### Exercise directions
Below are the records; retype them exactly and omit each picture.

### Data supplied
= = = = =

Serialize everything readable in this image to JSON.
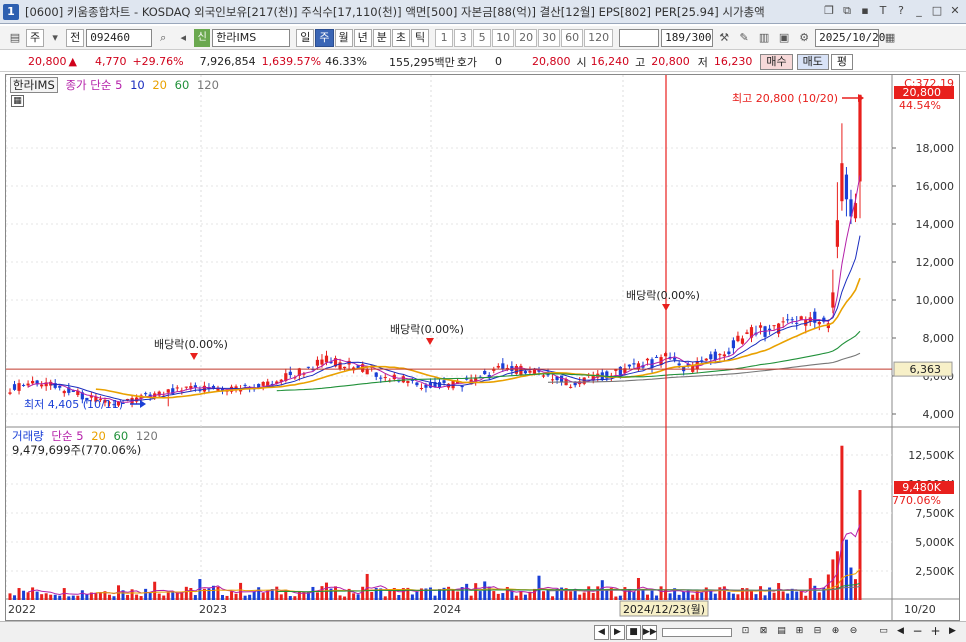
{
  "window": {
    "number": "1",
    "title": "[0600] 키움종합차트 - KOSDAQ 외국인보유[217(천)] 주식수[17,110(천)] 액면[500] 자본금[88(억)] 결산[12월] EPS[802] PER[25.94] 시가총액"
  },
  "toolbar": {
    "period": "주",
    "prev_label": "전",
    "code": "092460",
    "badge": "신",
    "stock_name": "한라IMS",
    "periods": [
      "일",
      "주",
      "월",
      "년",
      "분",
      "초",
      "틱"
    ],
    "active_period": "주",
    "numbers": [
      "1",
      "3",
      "5",
      "10",
      "20",
      "30",
      "60",
      "120"
    ],
    "count": "189/300",
    "date": "2025/10/20"
  },
  "quote": {
    "price": "20,800",
    "arrow": "▲",
    "change": "4,770",
    "change_pct": "+29.76%",
    "volume": "7,926,854",
    "volume_pct": "1,639.57%",
    "turnover_pct": "46.33%",
    "amount": "155,295백만",
    "hoga_label": "호가",
    "hoga_value": "0",
    "hoga_price": "20,800",
    "open_label": "시",
    "open": "16,240",
    "high_label": "고",
    "high": "20,800",
    "low_label": "저",
    "low": "16,230",
    "buy": "매수",
    "sell": "매도",
    "eval": "평"
  },
  "price_panel": {
    "legend_name": "한라IMS",
    "legend_ma": "종가 단순",
    "ma_periods": [
      "5",
      "10",
      "20",
      "60",
      "120"
    ],
    "y_ticks": [
      "18,000",
      "16,000",
      "14,000",
      "12,000",
      "10,000",
      "8,000",
      "6,000",
      "4,000"
    ],
    "top_label": "C:372.19",
    "last_tag": "20,800",
    "last_pct": "44.54%",
    "line_tag": "6,363",
    "annotations": {
      "max": "최고 20,800 (10/20)",
      "min": "최저 4,405 (10/11)",
      "div1": "배당락(0.00%)",
      "div2": "배당락(0.00%)",
      "div3": "배당락(0.00%)"
    }
  },
  "volume_panel": {
    "legend_name": "거래량",
    "legend_ma": "단순",
    "ma_periods": [
      "5",
      "20",
      "60",
      "120"
    ],
    "value_line": "9,479,699주(770.06%)",
    "y_ticks": [
      "12,500K",
      "10,000K",
      "7,500K",
      "5,000K",
      "2,500K"
    ],
    "last_tag": "9,480K",
    "last_pct": "770.06%"
  },
  "x_axis": {
    "labels": [
      "2022",
      "2023",
      "2024"
    ],
    "cursor_label": "2024/12/23(월)",
    "right_label": "10/20"
  },
  "colors": {
    "up": "#e8201d",
    "down": "#1a3fd6",
    "ma5": "#b41fa9",
    "ma10": "#1a2dbf",
    "ma20": "#e9a100",
    "ma60": "#21913a",
    "ma120": "#777777"
  }
}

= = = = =

### Task answer
Serialize everything readable in this image to JSON.
{
  "window": {
    "number": "1",
    "title": "[0600] 키움종합차트 - KOSDAQ 외국인보유[217(천)] 주식수[17,110(천)] 액면[500] 자본금[88(억)] 결산[12월] EPS[802] PER[25.94] 시가총액"
  },
  "toolbar": {
    "period": "주",
    "prev_label": "전",
    "code": "092460",
    "badge": "신",
    "stock_name": "한라IMS",
    "periods": [
      "일",
      "주",
      "월",
      "년",
      "분",
      "초",
      "틱"
    ],
    "active_period": "주",
    "numbers": [
      "1",
      "3",
      "5",
      "10",
      "20",
      "30",
      "60",
      "120"
    ],
    "count": "189/300",
    "date": "2025/10/20"
  },
  "quote": {
    "price": "20,800",
    "arrow": "▲",
    "change": "4,770",
    "change_pct": "+29.76%",
    "volume": "7,926,854",
    "volume_pct": "1,639.57%",
    "turnover_pct": "46.33%",
    "amount": "155,295백만",
    "hoga_label": "호가",
    "hoga_value": "0",
    "hoga_price": "20,800",
    "open_label": "시",
    "open": "16,240",
    "high_label": "고",
    "high": "20,800",
    "low_label": "저",
    "low": "16,230",
    "buy": "매수",
    "sell": "매도",
    "eval": "평"
  },
  "price_panel": {
    "legend_name": "한라IMS",
    "legend_ma": "종가 단순",
    "ma_periods": [
      "5",
      "10",
      "20",
      "60",
      "120"
    ],
    "y_ticks": [
      "18,000",
      "16,000",
      "14,000",
      "12,000",
      "10,000",
      "8,000",
      "6,000",
      "4,000"
    ],
    "top_label": "C:372.19",
    "last_tag": "20,800",
    "last_pct": "44.54%",
    "line_tag": "6,363",
    "annotations": {
      "max": "최고 20,800 (10/20)",
      "min": "최저 4,405 (10/11)",
      "div1": "배당락(0.00%)",
      "div2": "배당락(0.00%)",
      "div3": "배당락(0.00%)"
    }
  },
  "volume_panel": {
    "legend_name": "거래량",
    "legend_ma": "단순",
    "ma_periods": [
      "5",
      "20",
      "60",
      "120"
    ],
    "value_line": "9,479,699주(770.06%)",
    "y_ticks": [
      "12,500K",
      "10,000K",
      "7,500K",
      "5,000K",
      "2,500K"
    ],
    "last_tag": "9,480K",
    "last_pct": "770.06%"
  },
  "x_axis": {
    "labels": [
      "2022",
      "2023",
      "2024"
    ],
    "cursor_label": "2024/12/23(월)",
    "right_label": "10/20"
  },
  "colors": {
    "up": "#e8201d",
    "down": "#1a3fd6",
    "ma5": "#b41fa9",
    "ma10": "#1a2dbf",
    "ma20": "#e9a100",
    "ma60": "#21913a",
    "ma120": "#777777"
  }
}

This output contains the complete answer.